“I’m sure we’re headed for change, playoffs one day I’m certain will be part of the package. Within five years we will be positioned for a playoff of sorts.”
With the nonexistent public support Gee received from colleagues after his statements about Boise State and TCU, who now has the more relevant opinion about the future of the BCS, Gee or Tressel?To recap, here are the people who are not responsible for the BCS:1) The NCAA President2) The Chairman of the NCAA Board of Directors3) The 2009-10 former Chairman of the BCS Governance Oversight Commitee (Top BCS Position)4) The NCAA employee most responsible for initiating and carrying out the recent expansion of the NCAA basketball tournament - and the accompanying television rights negotiation5) BCS game broadcaster ESPN: the world’s most powerful sports television network6) The man who oversees the top BCS college football conference in America, the SEC Commissioner7) The University President presiding over the largest school athletic budget in the country and prominent BCS college football programs in the nation You and me.My god. Who then does that leave?Who is still out there who benefits enough to want to do everything in his power to keep the BCS alive?THIS: Read more…
It’s pretty obvious at this point that politicians don’t listen to people’s concerns just based on their merits. Part of the reason is that it’s impossible to balance the individual needs of their ever-numerous constituents, and part is that there’s really no money in doing things that way, so what’s the point.
(Unless, of course, you’ve got some money to persuade us.)

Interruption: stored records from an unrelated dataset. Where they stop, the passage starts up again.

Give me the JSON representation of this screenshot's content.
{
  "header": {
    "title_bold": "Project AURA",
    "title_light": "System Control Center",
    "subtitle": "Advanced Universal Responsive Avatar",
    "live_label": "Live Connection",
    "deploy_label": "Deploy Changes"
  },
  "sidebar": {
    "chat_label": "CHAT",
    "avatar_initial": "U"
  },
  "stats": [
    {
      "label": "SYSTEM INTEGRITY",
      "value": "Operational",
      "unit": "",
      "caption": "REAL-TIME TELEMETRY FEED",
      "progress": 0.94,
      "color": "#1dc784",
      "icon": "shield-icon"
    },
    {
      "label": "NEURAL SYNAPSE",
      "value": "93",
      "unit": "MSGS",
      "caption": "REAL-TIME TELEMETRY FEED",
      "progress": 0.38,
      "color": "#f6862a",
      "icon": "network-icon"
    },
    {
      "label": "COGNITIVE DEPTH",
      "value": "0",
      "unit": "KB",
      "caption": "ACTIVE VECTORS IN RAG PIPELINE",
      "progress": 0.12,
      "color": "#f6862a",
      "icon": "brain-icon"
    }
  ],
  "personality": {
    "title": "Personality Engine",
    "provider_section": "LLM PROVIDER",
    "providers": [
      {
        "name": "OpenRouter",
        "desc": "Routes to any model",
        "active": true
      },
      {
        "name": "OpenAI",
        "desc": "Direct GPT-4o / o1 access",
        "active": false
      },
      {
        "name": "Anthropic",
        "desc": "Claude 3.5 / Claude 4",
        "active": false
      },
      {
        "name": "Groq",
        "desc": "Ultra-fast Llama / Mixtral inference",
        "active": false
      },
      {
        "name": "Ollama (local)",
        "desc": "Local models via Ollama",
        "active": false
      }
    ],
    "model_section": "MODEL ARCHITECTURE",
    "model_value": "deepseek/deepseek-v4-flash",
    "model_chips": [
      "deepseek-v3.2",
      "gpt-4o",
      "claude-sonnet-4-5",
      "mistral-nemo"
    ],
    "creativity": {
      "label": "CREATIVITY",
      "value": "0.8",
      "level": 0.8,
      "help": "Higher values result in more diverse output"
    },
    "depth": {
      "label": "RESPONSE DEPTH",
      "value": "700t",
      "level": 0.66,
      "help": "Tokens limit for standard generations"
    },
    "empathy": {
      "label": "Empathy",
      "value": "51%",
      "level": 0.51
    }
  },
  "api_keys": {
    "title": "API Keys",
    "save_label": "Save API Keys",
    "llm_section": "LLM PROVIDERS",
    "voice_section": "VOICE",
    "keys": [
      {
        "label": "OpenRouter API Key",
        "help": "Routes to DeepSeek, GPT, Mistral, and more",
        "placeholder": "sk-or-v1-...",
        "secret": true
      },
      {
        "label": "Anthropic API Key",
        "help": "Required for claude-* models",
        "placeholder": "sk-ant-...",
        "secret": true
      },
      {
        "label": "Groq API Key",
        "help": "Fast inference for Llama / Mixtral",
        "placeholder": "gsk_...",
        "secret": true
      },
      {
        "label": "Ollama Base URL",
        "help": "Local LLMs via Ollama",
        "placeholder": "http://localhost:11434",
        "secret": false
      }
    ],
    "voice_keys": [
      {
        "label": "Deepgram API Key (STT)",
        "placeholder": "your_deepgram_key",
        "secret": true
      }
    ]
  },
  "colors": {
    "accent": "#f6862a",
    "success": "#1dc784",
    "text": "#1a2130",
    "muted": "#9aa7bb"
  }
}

That’s normally been the end of the line for the anti-BCS movement, because while Orrin Hatch has figured out that as a Utah representative, it’s quite politically advantageous to rage against the college football machine, there’s really nothing in it for anybody else. Well, until now, anyway; the playoff bandwagon is organizing… and they’ve taught themselves the language of the greenback.
Ah, the beginning of October. It’s a magical time, when a good 20 college football teams are still dreaming of hoisting the glass football. That includes Boise State, oddly enough; the perennial mid-major Cinderella is counting its ifs for reaching the title game, according to the IDAHO STATESMAN, and none of them are entirely unreasonable.
(”Give me freedom or… wait, the Statue of Liberty doesn’t say that. Great, now I just look ridiculous.”)
But wait. It seems paradoxical, but is getting a non-BCS team to the BCS Championship Game really in the best interest of the non-BCS conferences? It really depends on your definition of the word “fair.”
It’s a scientific fact* - the only people who like football’s BCS system are the people who are getting rich off of it. The suits who run the BCS conferences and athletic programs, the corporations who sponsor college football games and broadcasts, the sham “non-profit” organizations whose “revenue in excess of expenses” overfloweth - these are the people who love the BCS, and unfortunately it’s their opinions that count when it comes to any potential reorganization of college football.
(Small conference football doesn’t matter, right?)
The non-BCS conferences have been complaining about this for years. Programs like Boise State have proved that teams from smaller conferences can compete and win at the highest levels of competition. The Mountain West and Western Athletic conferences and people like Sen. Orrin Hatch have been yelling loud and clear that the system is broken. But when given an opportunity to take a stand and strike a serious blow to the BCS’ legitimacy, what did the MWC and WAC do? They signed an agreement to keep the current system in place. So much for social justice.